What you will do - Write out every entry precisely as given, leaving the pictures out.

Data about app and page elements

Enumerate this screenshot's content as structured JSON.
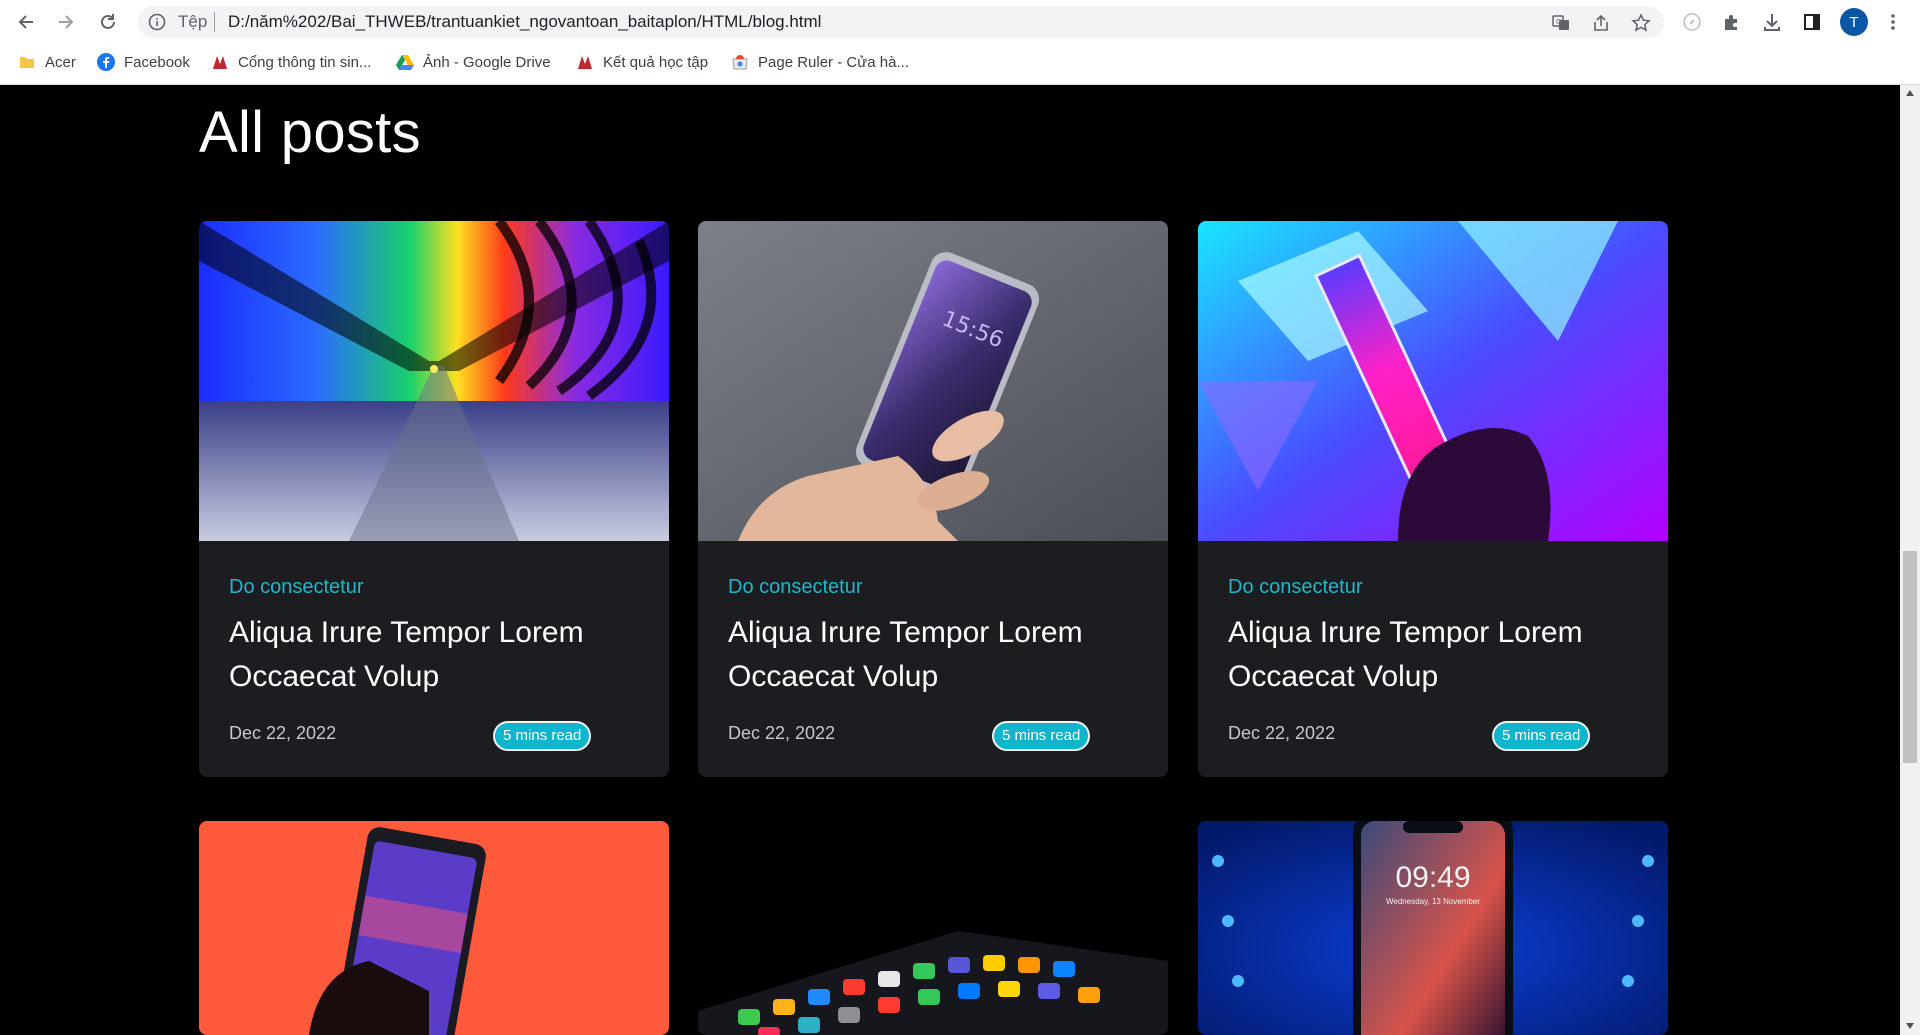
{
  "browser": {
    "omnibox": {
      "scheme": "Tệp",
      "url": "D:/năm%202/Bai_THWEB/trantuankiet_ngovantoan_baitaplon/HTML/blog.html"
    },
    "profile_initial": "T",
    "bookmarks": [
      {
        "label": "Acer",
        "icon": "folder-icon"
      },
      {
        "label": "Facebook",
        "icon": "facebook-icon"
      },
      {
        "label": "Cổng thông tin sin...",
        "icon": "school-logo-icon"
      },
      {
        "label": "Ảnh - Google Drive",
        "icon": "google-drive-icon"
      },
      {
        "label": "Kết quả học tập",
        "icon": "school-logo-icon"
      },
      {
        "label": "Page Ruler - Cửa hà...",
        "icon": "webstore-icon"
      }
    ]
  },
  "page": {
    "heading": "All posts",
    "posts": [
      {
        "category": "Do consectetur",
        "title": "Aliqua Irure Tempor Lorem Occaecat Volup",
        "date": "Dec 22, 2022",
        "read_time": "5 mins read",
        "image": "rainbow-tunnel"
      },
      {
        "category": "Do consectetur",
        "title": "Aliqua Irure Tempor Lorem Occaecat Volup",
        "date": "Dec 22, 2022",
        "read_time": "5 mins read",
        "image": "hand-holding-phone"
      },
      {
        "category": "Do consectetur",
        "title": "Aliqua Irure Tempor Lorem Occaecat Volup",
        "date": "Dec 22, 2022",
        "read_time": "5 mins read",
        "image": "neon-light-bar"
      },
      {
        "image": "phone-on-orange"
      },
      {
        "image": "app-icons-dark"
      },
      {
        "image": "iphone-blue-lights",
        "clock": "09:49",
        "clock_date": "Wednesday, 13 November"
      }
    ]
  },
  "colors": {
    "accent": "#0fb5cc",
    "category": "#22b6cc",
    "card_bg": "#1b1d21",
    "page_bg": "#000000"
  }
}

Exercise output -
Enumerate this screenshot's content as structured JSON.
{
  "browser": {
    "omnibox": {
      "scheme": "Tệp",
      "url": "D:/năm%202/Bai_THWEB/trantuankiet_ngovantoan_baitaplon/HTML/blog.html"
    },
    "profile_initial": "T",
    "bookmarks": [
      {
        "label": "Acer",
        "icon": "folder-icon"
      },
      {
        "label": "Facebook",
        "icon": "facebook-icon"
      },
      {
        "label": "Cổng thông tin sin...",
        "icon": "school-logo-icon"
      },
      {
        "label": "Ảnh - Google Drive",
        "icon": "google-drive-icon"
      },
      {
        "label": "Kết quả học tập",
        "icon": "school-logo-icon"
      },
      {
        "label": "Page Ruler - Cửa hà...",
        "icon": "webstore-icon"
      }
    ]
  },
  "page": {
    "heading": "All posts",
    "posts": [
      {
        "category": "Do consectetur",
        "title": "Aliqua Irure Tempor Lorem Occaecat Volup",
        "date": "Dec 22, 2022",
        "read_time": "5 mins read",
        "image": "rainbow-tunnel"
      },
      {
        "category": "Do consectetur",
        "title": "Aliqua Irure Tempor Lorem Occaecat Volup",
        "date": "Dec 22, 2022",
        "read_time": "5 mins read",
        "image": "hand-holding-phone"
      },
      {
        "category": "Do consectetur",
        "title": "Aliqua Irure Tempor Lorem Occaecat Volup",
        "date": "Dec 22, 2022",
        "read_time": "5 mins read",
        "image": "neon-light-bar"
      },
      {
        "image": "phone-on-orange"
      },
      {
        "image": "app-icons-dark"
      },
      {
        "image": "iphone-blue-lights",
        "clock": "09:49",
        "clock_date": "Wednesday, 13 November"
      }
    ]
  },
  "colors": {
    "accent": "#0fb5cc",
    "category": "#22b6cc",
    "card_bg": "#1b1d21",
    "page_bg": "#000000"
  }
}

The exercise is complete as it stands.